Glenn and Susie update you on Judge Orenstein's ruling and other happenings, and confess our high expectations for the next iPhone and iPad announcement.
It may be possible for investigators to make multiple copies of the hard drive on an iPhone used by the San Bernardino mass shooter.
The FBI is unable to hack into the iPhone because of the hidden "Erase Data" feature. Here's why.
Magistrate Judge James Orenstein ruled that the All Writs Act isn't sufficient to order Apple to extract data from a drug dealer's iPhone.
Senior VP and General Counsel Bruce Sewell will argue that keeping our data safe actually protects us from "thieves and terrorists," not the other way around.
The current legal maelstrom between Apple and the FBI was started by the "Erase Data" feature. This is what would happen if Apple were to get rid of it.
The US Court of Appeals ruled two Apple patents invalid, saving Samsung from having to pay our $120 million. But this legal drama isn't over yet.
The tech industry is rallying behind Apple in its appeal against a court order asking it to help the FBI unlock an iPhone 5c.
On Thursday, Apple issued a motion to dismiss the FBI's court order. Here are five things we learned.
Apple files to dismiss the FBI court order to create a "GovtOS" and gets legal support from Microsoft, Google, and Facebook.
If a U.S. court grants the FBI's request for Apple to help it unlock a terrorism suspect's iPhone, the case will likely open the door to many similar law enforcement requests, the agency's director said Thursday.
Apple doesn't want to be in the iPhone hacking business and is looking to close the vulnerability at the center of its current fight with the FBI.
Maricopa County, Arizona, will stop offering iPhones to new staff, calling it “the official smartphone of terrorists and criminals."
Apple CEO Tim Cook gives his first TV interview about his company's refusal to help the FBI unlock a terrorist's iPhone.

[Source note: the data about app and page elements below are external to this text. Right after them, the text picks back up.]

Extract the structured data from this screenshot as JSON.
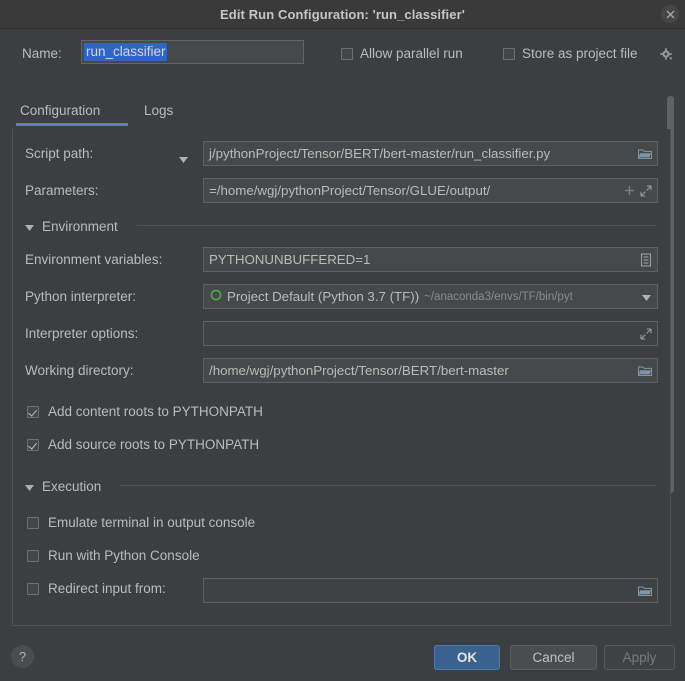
{
  "window": {
    "title": "Edit Run Configuration: 'run_classifier'",
    "close_icon": "close-icon"
  },
  "name_row": {
    "label": "Name:",
    "value": "run_classifier",
    "allow_parallel": {
      "label": "Allow parallel run",
      "checked": false
    },
    "store_as_project_file": {
      "label": "Store as project file",
      "checked": false
    },
    "gear_icon": "gear-icon"
  },
  "tabs": [
    {
      "label": "Configuration",
      "selected": true
    },
    {
      "label": "Logs",
      "selected": false
    }
  ],
  "fields": {
    "script_path": {
      "label": "Script path:",
      "value": "j/pythonProject/Tensor/BERT/bert-master/run_classifier.py",
      "icon": "folder-icon"
    },
    "parameters": {
      "label": "Parameters:",
      "value": "=/home/wgj/pythonProject/Tensor/GLUE/output/",
      "icon_add": "plus-icon",
      "icon_expand": "expand-icon"
    },
    "environment_variables": {
      "label": "Environment variables:",
      "value": "PYTHONUNBUFFERED=1",
      "icon": "list-edit-icon"
    },
    "python_interpreter": {
      "label": "Python interpreter:",
      "value": "Project Default (Python 3.7 (TF))",
      "path_hint": "~/anaconda3/envs/TF/bin/pyt",
      "status_icon": "python-env-circle-icon",
      "icon": "chevron-down-icon"
    },
    "interpreter_options": {
      "label": "Interpreter options:",
      "value": "",
      "icon": "expand-icon"
    },
    "working_directory": {
      "label": "Working directory:",
      "value": "/home/wgj/pythonProject/Tensor/BERT/bert-master",
      "icon": "folder-icon"
    },
    "redirect_input": {
      "label": "Redirect input from:",
      "checked": false,
      "value": "",
      "icon": "folder-icon"
    }
  },
  "sections": {
    "environment": {
      "title": "Environment",
      "expanded": true
    },
    "execution": {
      "title": "Execution",
      "expanded": true
    }
  },
  "checkboxes": {
    "add_content_roots": {
      "label": "Add content roots to PYTHONPATH",
      "checked": true
    },
    "add_source_roots": {
      "label": "Add source roots to PYTHONPATH",
      "checked": true
    },
    "emulate_terminal": {
      "label": "Emulate terminal in output console",
      "checked": false
    },
    "run_with_python_console": {
      "label": "Run with Python Console",
      "checked": false
    }
  },
  "footer": {
    "help_label": "?",
    "ok_label": "OK",
    "cancel_label": "Cancel",
    "apply_label": "Apply"
  },
  "colors": {
    "accent": "#4a88c7",
    "selection": "#2f65ca",
    "ok_button": "#3a628f",
    "background": "#3c3f41",
    "field_background": "#45494a",
    "interpreter_status": "#49a942"
  }
}
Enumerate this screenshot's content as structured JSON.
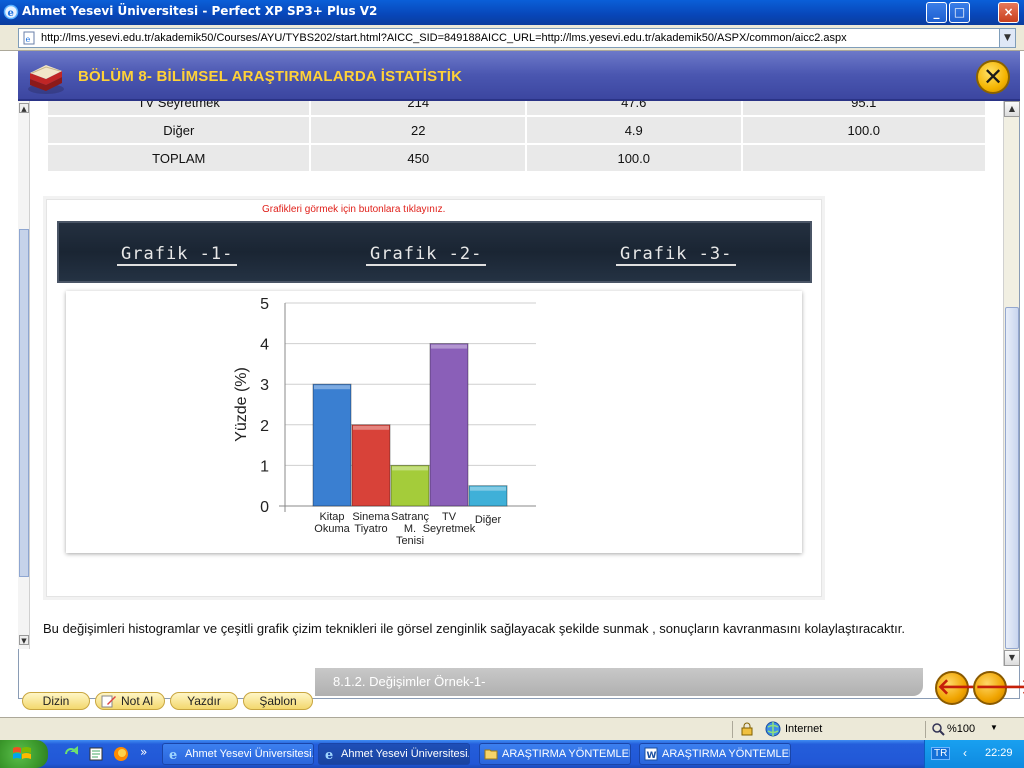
{
  "window": {
    "title": "Ahmet Yesevi Üniversitesi - Perfect XP SP3+ Plus V2",
    "address": "http://lms.yesevi.edu.tr/akademik50/Courses/AYU/TYBS202/start.html?AICC_SID=849188AICC_URL=http://lms.yesevi.edu.tr/akademik50/ASPX/common/aicc2.aspx"
  },
  "header": {
    "title": "BÖLÜM 8- BİLİMSEL ARAŞTIRMALARDA İSTATİSTİK"
  },
  "table": {
    "rows": [
      [
        "TV Seyretmek",
        "214",
        "47.6",
        "95.1"
      ],
      [
        "Diğer",
        "22",
        "4.9",
        "100.0"
      ],
      [
        "TOPLAM",
        "450",
        "100.0",
        ""
      ]
    ]
  },
  "chart_section": {
    "hint": "Grafikleri görmek için butonlara tıklayınız.",
    "buttons": [
      "Grafik -1-",
      "Grafik -2-",
      "Grafik -3-"
    ]
  },
  "chart_data": {
    "type": "bar",
    "categories": [
      "Kitap Okuma",
      "Sinema Tiyatro",
      "Satranç M. Tenisi",
      "TV Seyretmek",
      "Diğer"
    ],
    "category_lines": [
      [
        "Kitap",
        "Okuma"
      ],
      [
        "Sinema",
        "Tiyatro"
      ],
      [
        "Satranç",
        "M.",
        "Tenisi"
      ],
      [
        "TV",
        "Seyretmek"
      ],
      [
        "Diğer"
      ]
    ],
    "values": [
      3,
      2,
      1,
      4,
      0.5
    ],
    "colors": [
      "#3a7fd1",
      "#d84239",
      "#a4cc3a",
      "#8a5fb8",
      "#3fb0d8"
    ],
    "ylabel": "Yüzde (%)",
    "yticks": [
      "0",
      "1",
      "2",
      "3",
      "4",
      "5"
    ],
    "ylim": [
      0,
      5
    ],
    "grid": true
  },
  "paragraph": "Bu değişimleri histogramlar ve çeşitli grafik çizim teknikleri ile görsel zenginlik sağlayacak şekilde sunmak , sonuçların kavranmasını kolaylaştıracaktır.",
  "footer": {
    "page_label": "8.1.2. Değişimler Örnek-1-",
    "buttons": [
      "Dizin",
      "Not Al",
      "Yazdır",
      "Şablon"
    ]
  },
  "statusbar": {
    "zone": "Internet",
    "zoom": "%100"
  },
  "taskbar": {
    "items": [
      "Ahmet Yesevi Üniversitesi...",
      "Ahmet Yesevi Üniversitesi...",
      "ARAŞTIRMA YÖNTEMLERİ...",
      "ARAŞTIRMA YÖNTEMLERİ..."
    ],
    "lang": "TR",
    "clock": "22:29"
  }
}
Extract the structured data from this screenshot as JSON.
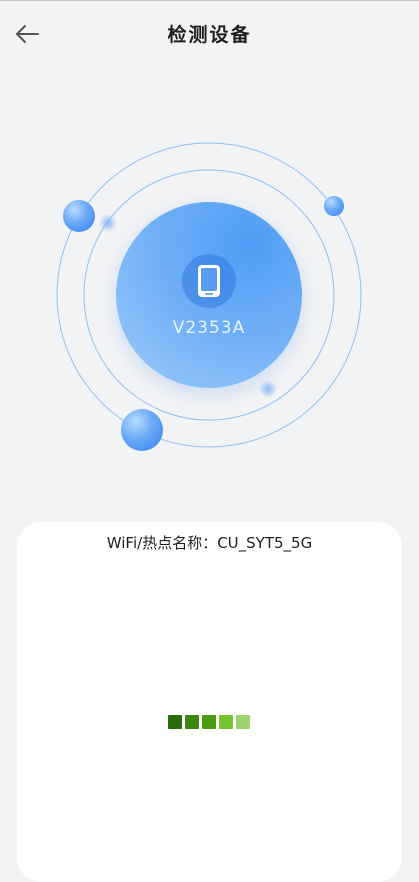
{
  "header": {
    "title": "检测设备",
    "back_icon": "arrow-left-icon"
  },
  "device": {
    "name": "V2353A",
    "icon": "phone-icon"
  },
  "card": {
    "wifi_label": "WiFi/热点名称：CU_SYT5_5G"
  },
  "colors": {
    "accent": "#5aa5f7",
    "orbit_line": "#8ec0f6",
    "loader": [
      "#2a6b0c",
      "#3a860f",
      "#4a9a12",
      "#75c42d",
      "#9ed36b"
    ]
  }
}
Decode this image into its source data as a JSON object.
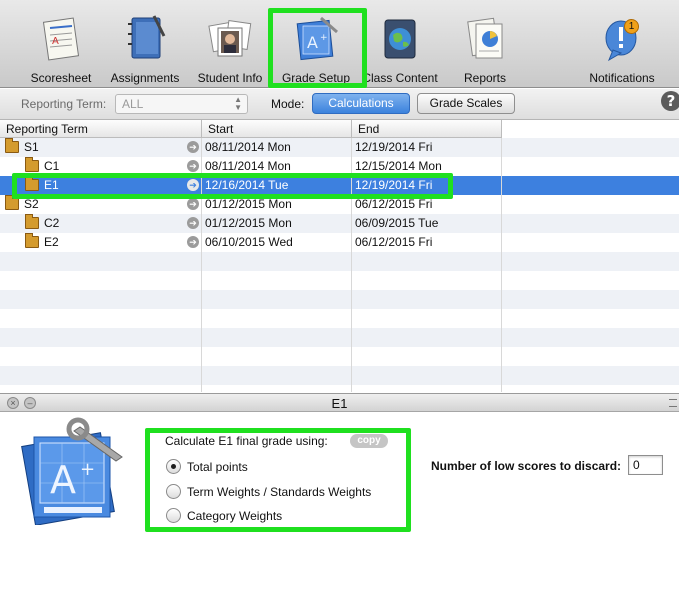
{
  "toolbar": {
    "items": [
      {
        "label": "Scoresheet",
        "icon": "scoresheet-icon"
      },
      {
        "label": "Assignments",
        "icon": "assignments-notebook-icon"
      },
      {
        "label": "Student Info",
        "icon": "student-photos-icon"
      },
      {
        "label": "Grade Setup",
        "icon": "grade-setup-blueprint-icon",
        "highlighted": true
      },
      {
        "label": "Class Content",
        "icon": "globe-icon"
      },
      {
        "label": "Reports",
        "icon": "reports-chart-icon"
      },
      {
        "label": "Notifications",
        "icon": "notifications-icon",
        "badge": "1"
      }
    ]
  },
  "filter": {
    "reporting_term_label": "Reporting Term:",
    "reporting_term_value": "ALL",
    "mode_label": "Mode:",
    "mode_options": [
      "Calculations",
      "Grade Scales"
    ],
    "mode_selected": "Calculations",
    "help": "?"
  },
  "table": {
    "columns": [
      "Reporting Term",
      "Start",
      "End"
    ],
    "rows": [
      {
        "term": "S1",
        "start": "08/11/2014 Mon",
        "end": "12/19/2014 Fri",
        "level": 0
      },
      {
        "term": "C1",
        "start": "08/11/2014 Mon",
        "end": "12/15/2014 Mon",
        "level": 1
      },
      {
        "term": "E1",
        "start": "12/16/2014 Tue",
        "end": "12/19/2014 Fri",
        "level": 1,
        "selected": true
      },
      {
        "term": "S2",
        "start": "01/12/2015 Mon",
        "end": "06/12/2015 Fri",
        "level": 0
      },
      {
        "term": "C2",
        "start": "01/12/2015 Mon",
        "end": "06/09/2015 Tue",
        "level": 1
      },
      {
        "term": "E2",
        "start": "06/10/2015 Wed",
        "end": "06/12/2015 Fri",
        "level": 1
      }
    ]
  },
  "pane": {
    "title": "E1",
    "calc_label": "Calculate E1 final grade using:",
    "copy_label": "copy",
    "options": [
      "Total points",
      "Term Weights / Standards Weights",
      "Category Weights"
    ],
    "selected_option": "Total points",
    "discard_label": "Number of low scores to discard:",
    "discard_value": "0"
  },
  "colors": {
    "highlight": "#1fe01f",
    "selection": "#3d80df",
    "active_segment": "#3b82dd"
  }
}
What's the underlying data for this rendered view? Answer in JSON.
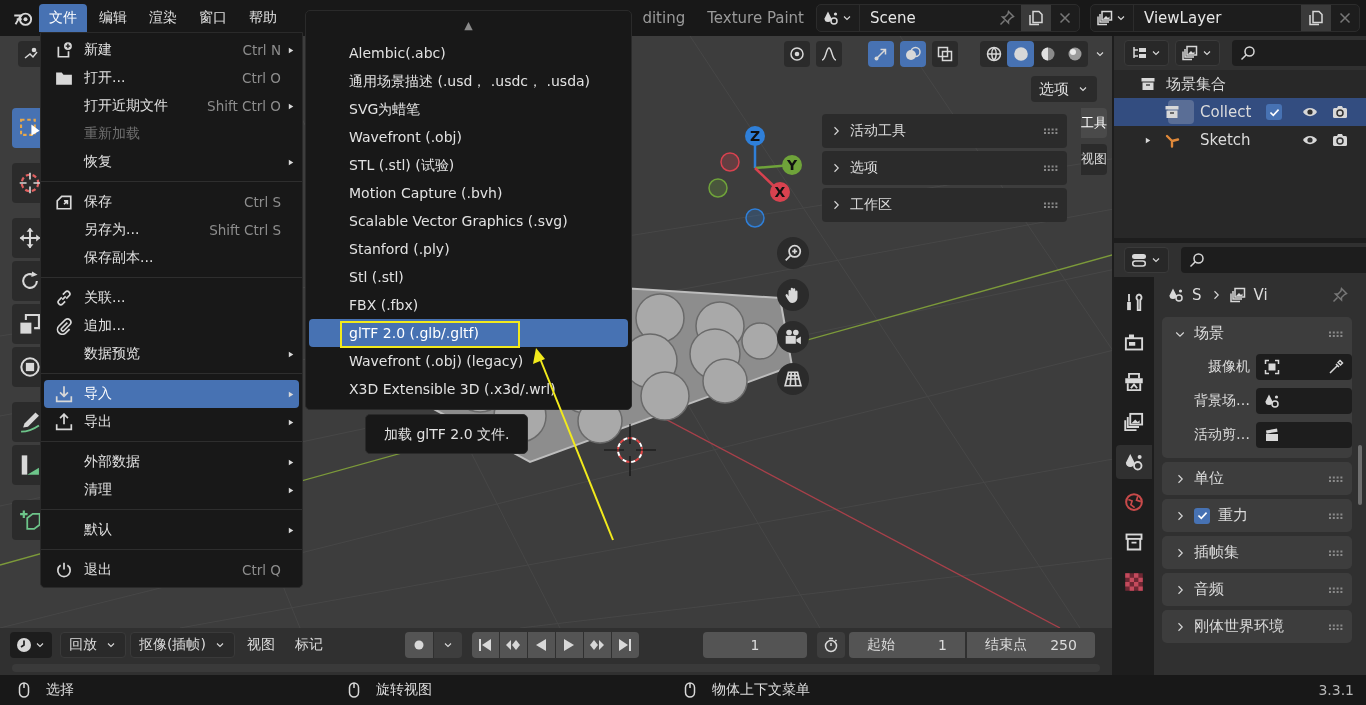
{
  "top_bar": {
    "menus": [
      {
        "label": "文件",
        "selected": true
      },
      {
        "label": "编辑",
        "selected": false
      },
      {
        "label": "渲染",
        "selected": false
      },
      {
        "label": "窗口",
        "selected": false
      },
      {
        "label": "帮助",
        "selected": false
      }
    ],
    "workspace_tabs": [
      {
        "label": "diting",
        "selected": false
      },
      {
        "label": "Texture Paint",
        "selected": false
      }
    ],
    "scene": "Scene",
    "view_layer": "ViewLayer"
  },
  "file_menu": {
    "sections": [
      {
        "items": [
          {
            "label": "新建",
            "shortcut": "Ctrl N",
            "submenu": true,
            "disabled": false,
            "selected": false
          },
          {
            "label": "打开...",
            "shortcut": "Ctrl O",
            "submenu": false,
            "disabled": false,
            "selected": false
          },
          {
            "label": "打开近期文件",
            "shortcut": "Shift Ctrl O",
            "submenu": true,
            "disabled": false,
            "selected": false
          },
          {
            "label": "重新加载",
            "submenu": false,
            "disabled": true,
            "selected": false
          },
          {
            "label": "恢复",
            "submenu": true,
            "disabled": false,
            "selected": false
          }
        ]
      },
      {
        "items": [
          {
            "label": "保存",
            "shortcut": "Ctrl S",
            "submenu": false,
            "disabled": false,
            "selected": false
          },
          {
            "label": "另存为...",
            "shortcut": "Shift Ctrl S",
            "submenu": false,
            "disabled": false,
            "selected": false
          },
          {
            "label": "保存副本...",
            "submenu": false,
            "disabled": false,
            "selected": false
          }
        ]
      },
      {
        "items": [
          {
            "label": "关联...",
            "submenu": false,
            "disabled": false,
            "selected": false
          },
          {
            "label": "追加...",
            "submenu": false,
            "disabled": false,
            "selected": false
          },
          {
            "label": "数据预览",
            "submenu": true,
            "disabled": false,
            "selected": false
          }
        ]
      },
      {
        "items": [
          {
            "label": "导入",
            "submenu": true,
            "disabled": false,
            "selected": true
          },
          {
            "label": "导出",
            "submenu": true,
            "disabled": false,
            "selected": false
          }
        ]
      },
      {
        "items": [
          {
            "label": "外部数据",
            "submenu": true,
            "disabled": false,
            "selected": false
          },
          {
            "label": "清理",
            "submenu": true,
            "disabled": false,
            "selected": false
          }
        ]
      },
      {
        "items": [
          {
            "label": "默认",
            "submenu": true,
            "disabled": false,
            "selected": false
          }
        ]
      },
      {
        "items": [
          {
            "label": "退出",
            "shortcut": "Ctrl Q",
            "submenu": false,
            "disabled": false,
            "selected": false
          }
        ]
      }
    ]
  },
  "import_submenu": {
    "scroll_indicator": "▲",
    "items": [
      {
        "label": "Alembic(.abc)",
        "selected": false
      },
      {
        "label": "通用场景描述 (.usd， .usdc， .usda)",
        "selected": false
      },
      {
        "label": "SVG为蜡笔",
        "selected": false
      },
      {
        "label": "Wavefront (.obj)",
        "selected": false
      },
      {
        "label": "STL (.stl) (试验)",
        "selected": false
      },
      {
        "label": "Motion Capture (.bvh)",
        "selected": false
      },
      {
        "label": "Scalable Vector Graphics (.svg)",
        "selected": false
      },
      {
        "label": "Stanford (.ply)",
        "selected": false
      },
      {
        "label": "Stl (.stl)",
        "selected": false
      },
      {
        "label": "FBX (.fbx)",
        "selected": false
      },
      {
        "label": "glTF 2.0 (.glb/.gltf)",
        "selected": true
      },
      {
        "label": "Wavefront (.obj) (legacy)",
        "selected": false
      },
      {
        "label": "X3D Extensible 3D (.x3d/.wrl)",
        "selected": false
      }
    ],
    "tooltip": "加载 glTF 2.0 文件."
  },
  "viewport": {
    "header_toggles": [
      {
        "on": false
      },
      {
        "on": false
      },
      {
        "on": true
      },
      {
        "on": true
      },
      {
        "on": false
      }
    ],
    "shading_modes": [
      {
        "selected": false
      },
      {
        "selected": true
      },
      {
        "selected": false
      },
      {
        "selected": false
      }
    ],
    "options_dropdown": "选项",
    "tools": [
      {
        "selected": true
      },
      {
        "selected": false
      },
      {
        "selected": false
      },
      {
        "selected": false
      },
      {
        "selected": false
      },
      {
        "selected": false
      },
      {
        "selected": false
      },
      {
        "selected": false
      },
      {
        "selected": false
      }
    ],
    "gizmo_axes": [
      "Z",
      "Y",
      "X"
    ],
    "sidebar_panels": [
      {
        "title": "活动工具",
        "expanded": false
      },
      {
        "title": "选项",
        "expanded": false
      },
      {
        "title": "工作区",
        "expanded": false
      }
    ],
    "sidebar_tabs": [
      {
        "label": "工具",
        "selected": true
      },
      {
        "label": "视图",
        "selected": false
      }
    ]
  },
  "outliner": {
    "items": [
      {
        "label": "场景集合",
        "selected": false,
        "children": [
          {
            "label": "Collect",
            "selected": true,
            "checked": true
          },
          {
            "label": "Sketch",
            "selected": false,
            "expanded": false
          }
        ]
      }
    ]
  },
  "properties": {
    "tabs": [
      {
        "selected": false
      },
      {
        "selected": false
      },
      {
        "selected": false
      },
      {
        "selected": false
      },
      {
        "selected": true
      },
      {
        "selected": false
      },
      {
        "selected": false
      },
      {
        "selected": false
      }
    ],
    "breadcrumb": [
      "S",
      "Vi"
    ],
    "panels": [
      {
        "title": "场景",
        "expanded": true,
        "fields": [
          "摄像机",
          "背景场…",
          "活动剪…"
        ]
      },
      {
        "title": "单位",
        "expanded": false
      },
      {
        "title": "重力",
        "expanded": false,
        "checked": true
      },
      {
        "title": "插帧集",
        "expanded": false
      },
      {
        "title": "音频",
        "expanded": false
      },
      {
        "title": "刚体世界环境",
        "expanded": false
      }
    ]
  },
  "timeline": {
    "menus": [
      {
        "label": "回放",
        "dropdown": true
      },
      {
        "label": "抠像(插帧)",
        "dropdown": true
      },
      {
        "label": "视图",
        "dropdown": false
      },
      {
        "label": "标记",
        "dropdown": false
      }
    ],
    "current_frame": "1",
    "start_label": "起始",
    "start": "1",
    "end_label": "结束点",
    "end": "250"
  },
  "status_bar": {
    "hints": [
      "选择",
      "旋转视图",
      "物体上下文菜单"
    ],
    "version": "3.3.1"
  }
}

Glenn and Susie are joined by Rich Mogull, and everyone is angry. Enjoy!
Is code protected by the First Amendment? Apple will argue that it does.